Passport benefits are extra benefits you can only access if you are already receiving DLA. The most well known ones are the Disabled Rail Card and the concessionary bus pass issued by local authorities.
For some people who are too disabled to use public transport (but not, apparently, disabled enough to qualify for PIP), the loss of access to concessionary transport may be irrelevant.
But it will be a huge blow to wheelchair users who use accessible buses and trains, as well as those with limited mobility on foot who need access to public transport. People with epilepsy will also lose out heavily because they are the main group among disabled people who are not medically fit to drive. Many people with far more disabling conditions can still drive themselves in adapted vehicles and can go pretty much anywhere they please. People with uncontrolled epilepsy are completely dependent on public transport and taxis.
I had a good look at the PIP case studies yesterday, particularly studying the one about a woman with epilepsy. Looking at the points allocation, I'm fairly sure I won't qualify for PIP even though I have a lifetime award for DLA. I get DLA because preparing and cooking a meal unaided is very risky for me (I once almost burnt down my former partner's house because of this - it was a miracle the house hadn't gone up completely in flames by the time he got home), likewise going out unsupervised is also risky because of the possibility of having a seizure while crossing the road.
These are the risks people with epilepsy face daily if their seizures aren't controlled fully by medication and this is why they qualify for DLA (not all people with epilepsy qualify) and why, through receipt of DLA, we qualify for travel concessions.
However, concessionary bus passes in England and Wales are issued by local authorities and it's quite literally a postcode lottery, as LAs can set their own criteria for eligibility. Most require proof that applicants receive DLA, such as a copy of the award letter. For disabled people living in those local authority areas, the loss of the bus pass will be a bitter blow. It will certainly severely limit my ability to get around as much as I'd like to and I live in an urban area with a very frequent bus service passing my home. In rural areas, where they may be only one or two services a day, disabled people will suffer severe isolation.
Likewise, eligibility criteria for the Disabled Rail Card, which gives a third off rail travel for the holder and a travel companion, vary depending on the type of disability but again most categories require proof of receipt of DLA.

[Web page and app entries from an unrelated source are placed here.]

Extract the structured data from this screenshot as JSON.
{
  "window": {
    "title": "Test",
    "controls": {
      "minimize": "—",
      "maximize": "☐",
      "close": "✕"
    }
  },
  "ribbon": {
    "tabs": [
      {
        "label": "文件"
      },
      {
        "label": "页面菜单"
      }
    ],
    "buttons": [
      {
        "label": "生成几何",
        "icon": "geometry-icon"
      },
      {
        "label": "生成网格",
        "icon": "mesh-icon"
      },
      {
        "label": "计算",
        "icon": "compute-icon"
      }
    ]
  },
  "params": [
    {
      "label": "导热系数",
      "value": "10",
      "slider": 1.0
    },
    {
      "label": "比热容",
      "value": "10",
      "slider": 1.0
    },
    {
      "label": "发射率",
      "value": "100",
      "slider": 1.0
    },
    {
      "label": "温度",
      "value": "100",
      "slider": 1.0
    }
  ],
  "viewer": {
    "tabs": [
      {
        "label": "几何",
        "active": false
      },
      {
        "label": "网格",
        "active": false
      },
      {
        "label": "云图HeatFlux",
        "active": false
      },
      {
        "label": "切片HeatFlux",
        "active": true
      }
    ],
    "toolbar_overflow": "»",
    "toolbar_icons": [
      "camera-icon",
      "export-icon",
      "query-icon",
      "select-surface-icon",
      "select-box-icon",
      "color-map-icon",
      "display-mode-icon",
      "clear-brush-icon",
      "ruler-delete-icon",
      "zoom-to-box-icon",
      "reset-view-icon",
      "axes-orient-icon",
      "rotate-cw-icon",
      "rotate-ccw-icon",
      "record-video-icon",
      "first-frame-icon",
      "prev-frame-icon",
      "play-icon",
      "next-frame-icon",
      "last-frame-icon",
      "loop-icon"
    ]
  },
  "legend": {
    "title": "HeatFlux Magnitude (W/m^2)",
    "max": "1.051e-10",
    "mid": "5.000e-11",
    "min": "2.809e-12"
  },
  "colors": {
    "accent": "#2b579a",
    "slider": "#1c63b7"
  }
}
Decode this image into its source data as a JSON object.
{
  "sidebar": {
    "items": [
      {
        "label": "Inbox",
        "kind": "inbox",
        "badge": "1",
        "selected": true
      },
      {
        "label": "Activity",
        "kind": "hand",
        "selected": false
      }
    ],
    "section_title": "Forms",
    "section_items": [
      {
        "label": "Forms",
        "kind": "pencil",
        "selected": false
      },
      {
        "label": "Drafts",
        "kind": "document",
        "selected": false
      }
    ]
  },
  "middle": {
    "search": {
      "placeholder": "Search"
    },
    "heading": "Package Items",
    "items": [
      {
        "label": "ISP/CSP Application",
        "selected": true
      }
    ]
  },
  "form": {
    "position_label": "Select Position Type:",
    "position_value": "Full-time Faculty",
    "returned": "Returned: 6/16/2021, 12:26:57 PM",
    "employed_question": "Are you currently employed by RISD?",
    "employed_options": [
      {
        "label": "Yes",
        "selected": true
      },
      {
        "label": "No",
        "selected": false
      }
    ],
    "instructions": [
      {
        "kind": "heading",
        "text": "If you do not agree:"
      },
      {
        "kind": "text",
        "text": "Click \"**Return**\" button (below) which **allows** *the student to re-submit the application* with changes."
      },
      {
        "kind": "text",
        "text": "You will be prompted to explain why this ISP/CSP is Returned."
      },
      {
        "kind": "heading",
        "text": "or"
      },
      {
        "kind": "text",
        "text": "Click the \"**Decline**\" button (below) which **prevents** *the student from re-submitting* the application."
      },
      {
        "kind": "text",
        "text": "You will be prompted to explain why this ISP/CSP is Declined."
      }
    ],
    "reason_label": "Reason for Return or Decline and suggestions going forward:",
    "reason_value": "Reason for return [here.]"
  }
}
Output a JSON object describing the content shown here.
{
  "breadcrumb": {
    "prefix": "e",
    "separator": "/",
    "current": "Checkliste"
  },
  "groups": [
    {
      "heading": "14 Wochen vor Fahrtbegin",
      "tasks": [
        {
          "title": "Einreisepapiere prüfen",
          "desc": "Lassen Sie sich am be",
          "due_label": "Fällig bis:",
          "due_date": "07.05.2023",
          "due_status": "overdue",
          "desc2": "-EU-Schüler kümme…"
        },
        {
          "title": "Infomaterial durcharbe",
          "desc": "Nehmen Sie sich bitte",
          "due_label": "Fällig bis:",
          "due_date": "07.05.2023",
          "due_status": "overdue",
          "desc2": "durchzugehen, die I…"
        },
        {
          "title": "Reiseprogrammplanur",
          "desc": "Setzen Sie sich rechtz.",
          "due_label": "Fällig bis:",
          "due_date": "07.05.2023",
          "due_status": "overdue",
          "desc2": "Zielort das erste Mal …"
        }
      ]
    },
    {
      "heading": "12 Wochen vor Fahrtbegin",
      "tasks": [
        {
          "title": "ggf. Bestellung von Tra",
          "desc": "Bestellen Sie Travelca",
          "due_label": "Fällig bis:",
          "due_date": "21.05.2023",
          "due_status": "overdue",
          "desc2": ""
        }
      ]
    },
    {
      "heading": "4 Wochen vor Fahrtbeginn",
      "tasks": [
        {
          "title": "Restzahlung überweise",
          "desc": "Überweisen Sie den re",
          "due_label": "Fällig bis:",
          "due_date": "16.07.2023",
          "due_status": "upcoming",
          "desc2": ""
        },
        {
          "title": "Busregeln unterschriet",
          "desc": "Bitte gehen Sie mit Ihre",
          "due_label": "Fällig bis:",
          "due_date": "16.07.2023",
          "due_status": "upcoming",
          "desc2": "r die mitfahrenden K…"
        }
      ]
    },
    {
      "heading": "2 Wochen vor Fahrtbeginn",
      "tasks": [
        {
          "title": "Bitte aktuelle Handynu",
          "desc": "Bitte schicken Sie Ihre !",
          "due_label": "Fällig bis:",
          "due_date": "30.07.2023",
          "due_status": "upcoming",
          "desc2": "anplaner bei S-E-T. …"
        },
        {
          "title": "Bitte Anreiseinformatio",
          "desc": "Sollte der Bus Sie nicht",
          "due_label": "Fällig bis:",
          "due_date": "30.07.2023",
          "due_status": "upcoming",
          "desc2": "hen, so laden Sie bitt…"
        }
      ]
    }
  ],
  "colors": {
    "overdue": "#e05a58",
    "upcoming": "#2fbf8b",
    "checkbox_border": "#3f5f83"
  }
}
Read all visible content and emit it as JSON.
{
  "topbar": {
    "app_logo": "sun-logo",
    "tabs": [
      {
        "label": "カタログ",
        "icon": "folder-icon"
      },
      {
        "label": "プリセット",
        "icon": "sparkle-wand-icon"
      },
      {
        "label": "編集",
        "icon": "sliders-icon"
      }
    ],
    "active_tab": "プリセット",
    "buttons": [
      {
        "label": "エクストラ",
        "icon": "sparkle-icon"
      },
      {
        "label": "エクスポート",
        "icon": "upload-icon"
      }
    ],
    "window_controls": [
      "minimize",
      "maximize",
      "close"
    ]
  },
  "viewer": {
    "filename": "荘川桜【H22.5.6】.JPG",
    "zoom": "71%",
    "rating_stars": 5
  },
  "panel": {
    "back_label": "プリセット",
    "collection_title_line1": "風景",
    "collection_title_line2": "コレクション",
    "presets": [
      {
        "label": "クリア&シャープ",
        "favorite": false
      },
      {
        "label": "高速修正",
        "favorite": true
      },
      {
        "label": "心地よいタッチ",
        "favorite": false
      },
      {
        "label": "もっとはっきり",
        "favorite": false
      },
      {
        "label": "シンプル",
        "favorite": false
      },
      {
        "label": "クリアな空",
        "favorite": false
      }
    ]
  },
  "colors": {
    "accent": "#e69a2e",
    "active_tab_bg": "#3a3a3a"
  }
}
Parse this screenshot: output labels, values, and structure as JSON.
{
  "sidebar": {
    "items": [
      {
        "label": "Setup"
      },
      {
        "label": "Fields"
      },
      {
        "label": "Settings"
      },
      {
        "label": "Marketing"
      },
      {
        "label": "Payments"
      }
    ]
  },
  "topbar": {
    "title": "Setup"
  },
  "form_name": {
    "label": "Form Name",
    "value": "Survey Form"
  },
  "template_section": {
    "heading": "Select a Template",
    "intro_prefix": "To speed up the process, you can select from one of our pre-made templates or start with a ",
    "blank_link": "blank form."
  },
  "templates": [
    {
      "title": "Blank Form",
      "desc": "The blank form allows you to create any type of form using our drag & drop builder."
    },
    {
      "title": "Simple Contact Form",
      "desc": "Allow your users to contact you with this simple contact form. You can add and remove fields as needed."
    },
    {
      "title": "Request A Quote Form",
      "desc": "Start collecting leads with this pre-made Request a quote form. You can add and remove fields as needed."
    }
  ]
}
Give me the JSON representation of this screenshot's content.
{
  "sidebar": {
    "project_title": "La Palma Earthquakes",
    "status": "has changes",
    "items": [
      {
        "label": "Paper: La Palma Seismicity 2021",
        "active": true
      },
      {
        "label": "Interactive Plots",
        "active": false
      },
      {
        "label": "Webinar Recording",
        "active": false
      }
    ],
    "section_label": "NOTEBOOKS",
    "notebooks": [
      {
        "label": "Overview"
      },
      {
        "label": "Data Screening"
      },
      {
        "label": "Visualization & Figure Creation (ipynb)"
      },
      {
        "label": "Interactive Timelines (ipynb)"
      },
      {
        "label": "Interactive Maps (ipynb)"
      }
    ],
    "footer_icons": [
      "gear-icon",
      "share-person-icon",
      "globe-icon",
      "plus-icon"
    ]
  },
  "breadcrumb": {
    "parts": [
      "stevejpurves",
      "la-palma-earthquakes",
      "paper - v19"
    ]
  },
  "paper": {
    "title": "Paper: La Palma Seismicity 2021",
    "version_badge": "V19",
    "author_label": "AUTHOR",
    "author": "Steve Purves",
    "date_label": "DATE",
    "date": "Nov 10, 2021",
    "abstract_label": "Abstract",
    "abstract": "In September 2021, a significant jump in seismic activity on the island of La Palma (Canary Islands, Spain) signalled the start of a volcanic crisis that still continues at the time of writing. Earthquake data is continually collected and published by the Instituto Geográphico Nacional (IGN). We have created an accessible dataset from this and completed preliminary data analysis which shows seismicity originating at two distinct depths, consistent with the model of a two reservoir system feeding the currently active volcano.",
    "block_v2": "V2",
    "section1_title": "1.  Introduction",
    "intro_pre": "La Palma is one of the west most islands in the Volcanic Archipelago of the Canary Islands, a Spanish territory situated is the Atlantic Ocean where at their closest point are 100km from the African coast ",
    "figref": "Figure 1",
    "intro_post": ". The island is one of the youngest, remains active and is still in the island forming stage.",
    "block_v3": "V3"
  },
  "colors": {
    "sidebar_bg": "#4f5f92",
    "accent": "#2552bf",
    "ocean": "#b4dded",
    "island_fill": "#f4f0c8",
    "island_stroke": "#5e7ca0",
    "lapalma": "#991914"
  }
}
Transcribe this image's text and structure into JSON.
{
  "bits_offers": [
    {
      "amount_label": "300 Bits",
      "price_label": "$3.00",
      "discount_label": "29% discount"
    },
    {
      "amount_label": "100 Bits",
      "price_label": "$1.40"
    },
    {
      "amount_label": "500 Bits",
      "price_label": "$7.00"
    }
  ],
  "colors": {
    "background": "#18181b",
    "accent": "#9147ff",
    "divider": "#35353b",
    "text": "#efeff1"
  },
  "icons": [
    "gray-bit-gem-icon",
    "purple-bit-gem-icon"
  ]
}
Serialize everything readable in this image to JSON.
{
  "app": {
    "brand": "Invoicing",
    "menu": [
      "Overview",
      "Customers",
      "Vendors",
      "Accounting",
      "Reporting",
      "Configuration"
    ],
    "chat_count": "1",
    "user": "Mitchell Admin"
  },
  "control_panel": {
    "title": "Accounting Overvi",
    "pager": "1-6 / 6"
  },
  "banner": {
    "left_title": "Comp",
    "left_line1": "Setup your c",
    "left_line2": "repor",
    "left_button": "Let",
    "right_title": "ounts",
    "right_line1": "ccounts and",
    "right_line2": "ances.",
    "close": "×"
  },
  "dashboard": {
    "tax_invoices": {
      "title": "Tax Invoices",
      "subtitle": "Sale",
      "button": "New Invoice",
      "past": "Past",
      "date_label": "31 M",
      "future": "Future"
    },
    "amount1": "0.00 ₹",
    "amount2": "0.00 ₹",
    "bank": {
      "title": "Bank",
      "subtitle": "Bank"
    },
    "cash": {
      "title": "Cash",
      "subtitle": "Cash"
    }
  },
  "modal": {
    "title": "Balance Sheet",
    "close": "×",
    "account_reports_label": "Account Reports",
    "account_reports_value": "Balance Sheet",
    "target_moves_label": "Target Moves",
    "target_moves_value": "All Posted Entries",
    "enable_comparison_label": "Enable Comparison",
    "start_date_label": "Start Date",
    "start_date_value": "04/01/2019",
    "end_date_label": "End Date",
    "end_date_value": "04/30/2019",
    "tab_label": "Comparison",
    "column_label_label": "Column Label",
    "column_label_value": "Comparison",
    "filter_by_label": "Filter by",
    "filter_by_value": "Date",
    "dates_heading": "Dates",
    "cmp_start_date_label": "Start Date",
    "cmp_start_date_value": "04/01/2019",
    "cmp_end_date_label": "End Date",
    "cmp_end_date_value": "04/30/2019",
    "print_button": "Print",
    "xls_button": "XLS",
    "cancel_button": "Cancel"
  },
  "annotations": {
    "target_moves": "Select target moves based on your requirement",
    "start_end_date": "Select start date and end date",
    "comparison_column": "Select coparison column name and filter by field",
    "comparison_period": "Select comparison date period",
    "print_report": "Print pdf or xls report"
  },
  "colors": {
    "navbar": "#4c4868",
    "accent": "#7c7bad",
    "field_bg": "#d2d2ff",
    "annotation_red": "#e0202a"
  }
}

Loss of access to the trains and buses (and also the Tube, trams and local area trains on the bus pass in London and Manchester) will seriously hinder disabled people's ability to get around - to go to work, to socialise, even to get to the shops - and participate fully in society.
And of course, loss of disability benefits means people will have no spare cash to pay for expensive taxis instead. Before I moved house, I worked out I was spending most of my monthly DLA on taxis because it was too dangerous to walk home from the bus stop in the evenings in my neighbourhood unless I was willing to take a one-mile detour.
For many people loss of access to cheap or free travel could be even worse than the loss of the cash benefit itself.
Maria Miller has promised that we won't lose out, but can we trust her claim that the government is working with local authorities and National Rail? I for oneam not holding my breath...